Multiple Problems at Joan Rivers' Clinic

Back in September, Joan Rivers passed away a week after suffering cardiac arrest at a New York clinic. In a report this week, that clinic was cited for multiple errors and failure to follow standard protocols while treating her. Rivers was given an overdose of the anesthetic drug Propofol before her routine throat surgery, and her personal physician entered the operating room (without authorization) to perform a laryngoscopy—without consent. Perhaps the most shocking offense is that clinic staffers in the room took photos with the unconscious Rivers. Cringeworthy doesn’t even begin to describe this situation.

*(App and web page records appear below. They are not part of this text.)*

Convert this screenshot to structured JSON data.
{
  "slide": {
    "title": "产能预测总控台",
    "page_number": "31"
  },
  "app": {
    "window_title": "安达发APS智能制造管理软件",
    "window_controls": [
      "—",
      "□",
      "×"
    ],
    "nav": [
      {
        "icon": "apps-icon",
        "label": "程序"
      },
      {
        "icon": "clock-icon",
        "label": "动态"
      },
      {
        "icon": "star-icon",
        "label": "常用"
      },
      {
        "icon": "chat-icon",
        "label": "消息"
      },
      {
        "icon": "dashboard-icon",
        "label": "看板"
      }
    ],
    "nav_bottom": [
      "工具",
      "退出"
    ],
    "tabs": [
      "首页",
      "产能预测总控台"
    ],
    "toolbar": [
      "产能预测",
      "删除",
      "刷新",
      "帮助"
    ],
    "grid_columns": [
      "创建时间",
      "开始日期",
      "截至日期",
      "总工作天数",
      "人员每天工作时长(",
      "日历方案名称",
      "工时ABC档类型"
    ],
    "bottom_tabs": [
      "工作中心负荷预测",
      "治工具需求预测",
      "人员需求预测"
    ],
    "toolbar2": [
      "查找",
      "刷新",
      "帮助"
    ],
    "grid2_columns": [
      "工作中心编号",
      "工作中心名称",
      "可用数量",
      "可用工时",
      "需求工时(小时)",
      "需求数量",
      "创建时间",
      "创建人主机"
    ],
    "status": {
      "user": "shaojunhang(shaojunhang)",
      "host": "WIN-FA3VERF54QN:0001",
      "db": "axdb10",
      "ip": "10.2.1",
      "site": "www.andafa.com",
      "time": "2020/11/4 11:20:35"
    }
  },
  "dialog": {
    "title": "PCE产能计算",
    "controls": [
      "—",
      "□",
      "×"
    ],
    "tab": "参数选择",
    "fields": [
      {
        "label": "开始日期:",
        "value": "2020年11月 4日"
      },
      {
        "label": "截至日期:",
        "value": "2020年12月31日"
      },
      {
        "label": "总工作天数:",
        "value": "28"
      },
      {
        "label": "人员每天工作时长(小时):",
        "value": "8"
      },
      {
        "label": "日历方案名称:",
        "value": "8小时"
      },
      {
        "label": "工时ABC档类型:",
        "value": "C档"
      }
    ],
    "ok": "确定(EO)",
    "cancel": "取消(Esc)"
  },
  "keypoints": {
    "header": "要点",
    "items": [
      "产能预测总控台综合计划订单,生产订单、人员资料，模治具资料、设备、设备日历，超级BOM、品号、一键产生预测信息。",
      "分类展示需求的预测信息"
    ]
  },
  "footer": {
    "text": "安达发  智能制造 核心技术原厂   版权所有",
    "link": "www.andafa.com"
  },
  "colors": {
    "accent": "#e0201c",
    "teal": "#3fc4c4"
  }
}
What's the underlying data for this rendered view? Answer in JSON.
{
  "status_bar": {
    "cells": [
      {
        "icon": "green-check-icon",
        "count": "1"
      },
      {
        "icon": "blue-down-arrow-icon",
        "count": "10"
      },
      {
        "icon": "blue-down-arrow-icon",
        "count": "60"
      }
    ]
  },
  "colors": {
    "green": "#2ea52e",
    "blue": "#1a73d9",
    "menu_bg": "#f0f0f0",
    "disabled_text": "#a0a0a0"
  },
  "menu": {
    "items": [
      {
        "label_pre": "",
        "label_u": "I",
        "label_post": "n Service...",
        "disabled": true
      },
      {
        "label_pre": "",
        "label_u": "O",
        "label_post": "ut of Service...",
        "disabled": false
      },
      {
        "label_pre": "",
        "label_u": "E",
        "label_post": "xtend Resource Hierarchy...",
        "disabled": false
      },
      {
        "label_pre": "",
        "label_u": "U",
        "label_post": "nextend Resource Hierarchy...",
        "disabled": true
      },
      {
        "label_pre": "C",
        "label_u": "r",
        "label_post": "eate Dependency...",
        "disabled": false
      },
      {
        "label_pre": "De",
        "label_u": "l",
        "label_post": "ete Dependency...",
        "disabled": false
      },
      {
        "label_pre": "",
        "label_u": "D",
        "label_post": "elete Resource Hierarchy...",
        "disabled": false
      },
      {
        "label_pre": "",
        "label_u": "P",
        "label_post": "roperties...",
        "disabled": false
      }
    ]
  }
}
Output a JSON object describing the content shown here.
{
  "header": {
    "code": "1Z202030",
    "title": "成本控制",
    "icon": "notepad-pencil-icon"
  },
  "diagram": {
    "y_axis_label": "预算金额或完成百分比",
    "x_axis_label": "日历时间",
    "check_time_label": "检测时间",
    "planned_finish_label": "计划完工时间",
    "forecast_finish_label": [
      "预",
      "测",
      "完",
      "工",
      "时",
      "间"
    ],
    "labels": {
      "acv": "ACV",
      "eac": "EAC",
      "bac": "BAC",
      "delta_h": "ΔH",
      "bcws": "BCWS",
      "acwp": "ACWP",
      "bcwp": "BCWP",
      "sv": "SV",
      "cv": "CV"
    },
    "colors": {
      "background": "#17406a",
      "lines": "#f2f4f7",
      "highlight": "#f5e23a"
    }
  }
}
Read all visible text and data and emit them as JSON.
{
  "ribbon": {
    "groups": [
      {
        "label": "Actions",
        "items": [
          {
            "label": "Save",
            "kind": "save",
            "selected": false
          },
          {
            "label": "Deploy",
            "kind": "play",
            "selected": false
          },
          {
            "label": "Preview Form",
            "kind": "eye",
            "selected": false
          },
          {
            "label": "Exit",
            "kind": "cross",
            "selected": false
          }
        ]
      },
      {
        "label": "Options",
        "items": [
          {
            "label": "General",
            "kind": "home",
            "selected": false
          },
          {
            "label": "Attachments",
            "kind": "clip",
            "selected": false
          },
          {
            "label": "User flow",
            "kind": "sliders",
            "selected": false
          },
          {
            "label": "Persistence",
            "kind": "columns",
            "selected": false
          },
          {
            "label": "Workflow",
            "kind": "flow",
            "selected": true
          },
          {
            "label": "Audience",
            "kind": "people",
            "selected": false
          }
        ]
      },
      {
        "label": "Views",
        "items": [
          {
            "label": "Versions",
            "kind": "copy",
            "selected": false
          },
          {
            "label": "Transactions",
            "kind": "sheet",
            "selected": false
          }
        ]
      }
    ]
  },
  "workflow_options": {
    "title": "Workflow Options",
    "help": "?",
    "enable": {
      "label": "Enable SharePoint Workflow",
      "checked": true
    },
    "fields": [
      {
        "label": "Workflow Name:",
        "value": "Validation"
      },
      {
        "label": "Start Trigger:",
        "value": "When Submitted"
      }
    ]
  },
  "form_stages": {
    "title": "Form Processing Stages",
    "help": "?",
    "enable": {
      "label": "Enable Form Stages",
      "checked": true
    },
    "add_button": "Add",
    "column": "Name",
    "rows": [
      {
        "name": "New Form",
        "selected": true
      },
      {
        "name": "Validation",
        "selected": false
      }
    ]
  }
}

While we don’t know that Rivers would for sure be alive if she had been treated correctly, one thing is for sure: This sort of behavior in a place expected to keep people healthy is completely unacceptable.

—Maggie Niemiec

Bill Cosby’s Social Media Fail

Bill Cosby’s social media manager set up a "make your own meme" out of iconic Cosby photos. What followed was exposé excellence. Now will the rape allegations finally get their due attention?

—Mary Rose Somarriba

If Things Couldn’t Get Worse...

Nicki Minaj has received much criticism for the imagery in her just-released music video, “Only.” The video consists of what looks like an old Nazi propaganda clip on repeat. The only difference is Minaj is pictured as the leader. Apparently what the world considers horrendous, Minaj considers badass.

Among the public responses came a statement from the Anti-Defamation League, which blasted the video as “deeply disturbing and offensive” and “a trivialization of the history of that era.” Minaj apologized on Twitter saying, “I didn't come up w/the concept, but I'm very sorry & take full responsibility if it has offended anyone. I'd never condone Nazism in my art.” (Hours later, Minaj’s video director flippantly admitted he appealed to Nazi imagery intentionally.) Still, the Anti-Defamation League welcomed Minaj’s apology: “Her clear renunciation of Nazism is an important step. We hope that she will take further steps to educate herself and her fans about who the Nazis were and why we should never take genocide or the Holocaust lightly.”

Even if Minaj was blind to the fact that the imagery was inherently Nazi-like (which is what we have to pretend to take her apology seriously), being offensive is what she goes for. Lost in all this talk is how offensive her lyrics are. The song’s words, which you don’t have to look up because they are displayed full-screen in all caps throughout the video, tell how her large boobs and butt make her the baddest bitch around. We'll spare you the details, but it's about as classless as it sounds. “I’d never condone Nazism in my art,” Minaj has said. Maybe she’s right. Maybe, with songs like this, she’s not creating art.

—Mary Rose Somarriba

Tragedy in India

Until this week, I had no idea that India’s government regularly offers free laparoscopic tubectomies to women as part of a mass sterilization campaign. Their goal is to curb the country’s massive population. Now, with 11 women dead and dozens more in the hospital, the initiative has been thrust in the spotlight. One doctor reportedly carried out 80 operations in five hours. Yes, you read that right.

Because women are paid or given incentives for undergoing sterilization at one of these family planning camps, doing so has become socially acceptable as well as desirable. Sterilization of men, on the other hand, is still culturally rejected. According to The Guardian, a 2012 Human Rights Watch report urged the Indian government to provide men with information and counseling about contraceptive services, but that hasn’t exactly worked out. This kind of mishandling of population control is more than just a human rights’ violation, it’s a human tragedy.

—Maggie Niemiec